I’ve talked about the Great Lakes Restoration Initiative here before, but that was in the context of Ohio Governor John Kasich, who is a close friend of Rupert Murdoch, by the way. I’m troubled by that relationship. I’m concerned. I would even go so far as to say that Kasich’s passionate defense of Murdoch in major media raises more questions than it answers.
In any event, the Great Lakes Restoration project continues, despite Rupert Murdoch and John Kasich:
The Great Lakes Restoration Initiative is the largest investment in the Great Lakes in two decades. A task force of 11 federal agencies developed a plan to put the president’s historic initiative into action. This action plan covers fiscal years 2010 through 2014 and addresses five urgent focus areas:
Cleaning up toxics and areas of concern
Combating invasive species
Promoting nearshore health by protecting watersheds from polluted run-off
Restoring wetlands and other habitats
Working with partners on outreach.
Which is good, because we have some issues with Lake Erie:
A huge bloom of potentially toxic microcystis algae, which has reared its ugly head almost annually since 1995 after more than a 20-year absence, has been visible from space since at least July 22. European Space Agency satellite photos given to the National Oceanic and Atmospheric Administration’s Great Lakes Environmental Research Laboratory in Ann Arbor show how it formed in the Monroe area, grew, and has fanned out to the Lake Erie islands.
This problem has gone unaddressed since 1995, so it’s going to be a long haul.
The algae, though, wouldn’t be there if not for the region’s ongoing battle with controlling both storm water and agricultural runoff. It is likely to be a topic of discussion when President Obama’s chief adviser on Great Lakes issues, Cameron Davis, visits the University of Toledo’s Lake Erie Center in Oregon tomorrow with U.S. Rep. Marcy Kaptur (D., Toledo) and UT President Dr. Lloyd Jacobs, according to an aide for Miss Kaptur.
Mr. Davis is to unveil the latest round of Great Lakes Restoration Initiative grants, a program that has brought the Great Lakes region a historic amount of new money to combat pollution. Although its anticipated funding of about $300 million is down significantly from its first-year allocation of $475 million, the program is in response to Mr. Obama’s 2008 campaign pledge to infuse the Great Lakes region with at least $5 billion for cleanup during his administration. More than $20 billion worth of needs, mostly sewage spills that helped algae grow, have been identified.

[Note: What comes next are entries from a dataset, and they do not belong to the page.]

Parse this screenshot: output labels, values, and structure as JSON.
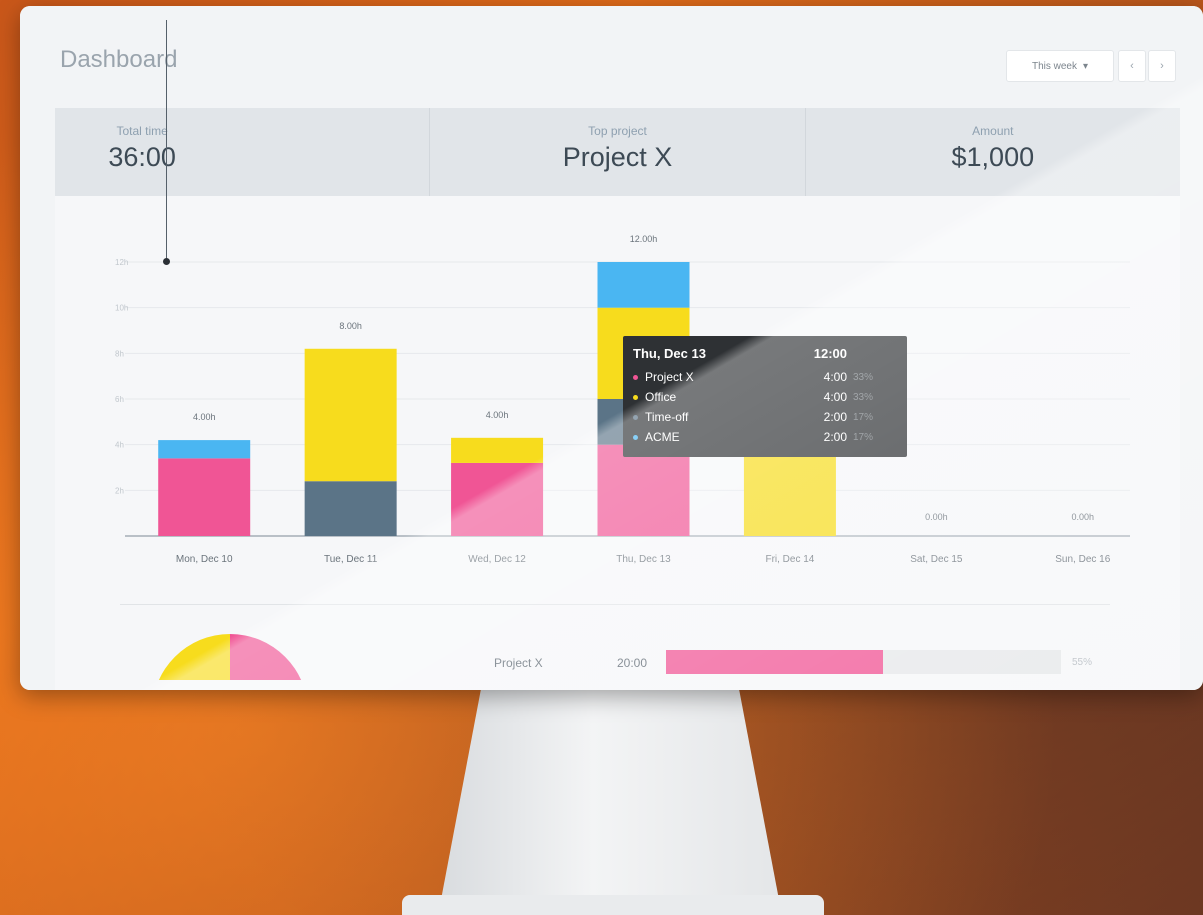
{
  "header": {
    "title": "Dashboard",
    "week_select": "This week",
    "prev_icon": "chevron-left-icon",
    "next_icon": "chevron-right-icon"
  },
  "stats": [
    {
      "label": "Total time",
      "value": "36:00"
    },
    {
      "label": "Top project",
      "value": "Project X"
    },
    {
      "label": "Amount",
      "value": "$1,000"
    }
  ],
  "colors": {
    "project_x": "#f05595",
    "office": "#5b7487",
    "time_off": "#f7dc1d",
    "acme": "#4ab6f2"
  },
  "chart_data": {
    "type": "bar",
    "stacked": true,
    "categories": [
      "Mon, Dec 10",
      "Tue, Dec 11",
      "Wed, Dec 12",
      "Thu, Dec 13",
      "Fri, Dec 14",
      "Sat, Dec 15",
      "Sun, Dec 16"
    ],
    "totals_labels": [
      "4.00h",
      "8.00h",
      "4.00h",
      "12.00h",
      "",
      "0.00h",
      "0.00h"
    ],
    "ytick_labels": [
      "12h",
      "10h",
      "8h",
      "6h",
      "4h",
      "2h"
    ],
    "ylim": [
      0,
      12
    ],
    "series": [
      {
        "name": "Project X",
        "values": [
          3.4,
          0,
          3.2,
          4,
          0,
          0,
          0
        ],
        "color": "#f05595"
      },
      {
        "name": "Office",
        "values": [
          0,
          2.4,
          0,
          2,
          0,
          0,
          0
        ],
        "color": "#5b7487"
      },
      {
        "name": "Time-off",
        "values": [
          0,
          5.8,
          1.1,
          4,
          4,
          0,
          0
        ],
        "color": "#f7dc1d"
      },
      {
        "name": "ACME",
        "values": [
          0.8,
          0,
          0,
          2,
          0,
          0,
          0
        ],
        "color": "#4ab6f2"
      }
    ]
  },
  "tooltip": {
    "date": "Thu, Dec 13",
    "total": "12:00",
    "rows": [
      {
        "name": "Project X",
        "value": "4:00",
        "pct": "33%"
      },
      {
        "name": "Office",
        "value": "4:00",
        "pct": "33%"
      },
      {
        "name": "Time-off",
        "value": "2:00",
        "pct": "17%"
      },
      {
        "name": "ACME",
        "value": "2:00",
        "pct": "17%"
      }
    ]
  },
  "projects": [
    {
      "name": "Project X",
      "time": "20:00",
      "fraction": 0.55,
      "pct": "55%"
    }
  ]
}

I went to a Great Lakes water forum in 2005 or thereabouts and Marcy Kaptur was a speaker at that one, too. She’s genuinely knowledgeable on water issues. I learned a lot.
During the Q and A session a 9-11 Truther stood up and delivered a screed poorly disguised as a question. Kaptur responded with her concerns about our dependence on foreign oil, her fuel efficiency agenda for the US auto industry, and a completely irrelevant anecdote about her brother, who is a machinist. She then tipped her head, smiled, and said, “I hope that answers your question”. She’s a pro.